• _WORK TASK_:
Each line below is to be copied out exactly, and none may be omitted.

• _MATERIAL SHOWN_:
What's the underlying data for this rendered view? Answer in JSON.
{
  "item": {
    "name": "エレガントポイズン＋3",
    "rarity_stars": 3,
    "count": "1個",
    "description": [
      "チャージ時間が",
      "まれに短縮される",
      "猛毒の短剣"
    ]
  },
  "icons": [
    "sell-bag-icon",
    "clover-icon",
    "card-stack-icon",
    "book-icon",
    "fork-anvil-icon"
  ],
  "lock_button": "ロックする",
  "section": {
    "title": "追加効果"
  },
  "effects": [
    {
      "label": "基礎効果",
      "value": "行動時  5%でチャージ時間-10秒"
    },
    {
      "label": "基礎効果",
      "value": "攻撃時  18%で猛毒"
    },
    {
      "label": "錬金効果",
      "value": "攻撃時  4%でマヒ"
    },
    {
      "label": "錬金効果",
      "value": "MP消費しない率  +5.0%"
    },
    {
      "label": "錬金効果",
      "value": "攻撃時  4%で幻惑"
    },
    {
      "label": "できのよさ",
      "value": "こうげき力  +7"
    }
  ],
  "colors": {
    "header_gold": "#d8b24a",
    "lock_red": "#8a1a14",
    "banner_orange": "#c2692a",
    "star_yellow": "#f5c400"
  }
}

• _EXPECTED OUTPUT_:
What's the underlying data for this rendered view? Answer in JSON.
{
  "item": {
    "name": "エレガントポイズン＋3",
    "rarity_stars": 3,
    "count": "1個",
    "description": [
      "チャージ時間が",
      "まれに短縮される",
      "猛毒の短剣"
    ]
  },
  "icons": [
    "sell-bag-icon",
    "clover-icon",
    "card-stack-icon",
    "book-icon",
    "fork-anvil-icon"
  ],
  "lock_button": "ロックする",
  "section": {
    "title": "追加効果"
  },
  "effects": [
    {
      "label": "基礎効果",
      "value": "行動時  5%でチャージ時間-10秒"
    },
    {
      "label": "基礎効果",
      "value": "攻撃時  18%で猛毒"
    },
    {
      "label": "錬金効果",
      "value": "攻撃時  4%でマヒ"
    },
    {
      "label": "錬金効果",
      "value": "MP消費しない率  +5.0%"
    },
    {
      "label": "錬金効果",
      "value": "攻撃時  4%で幻惑"
    },
    {
      "label": "できのよさ",
      "value": "こうげき力  +7"
    }
  ],
  "colors": {
    "header_gold": "#d8b24a",
    "lock_red": "#8a1a14",
    "banner_orange": "#c2692a",
    "star_yellow": "#f5c400"
  }
}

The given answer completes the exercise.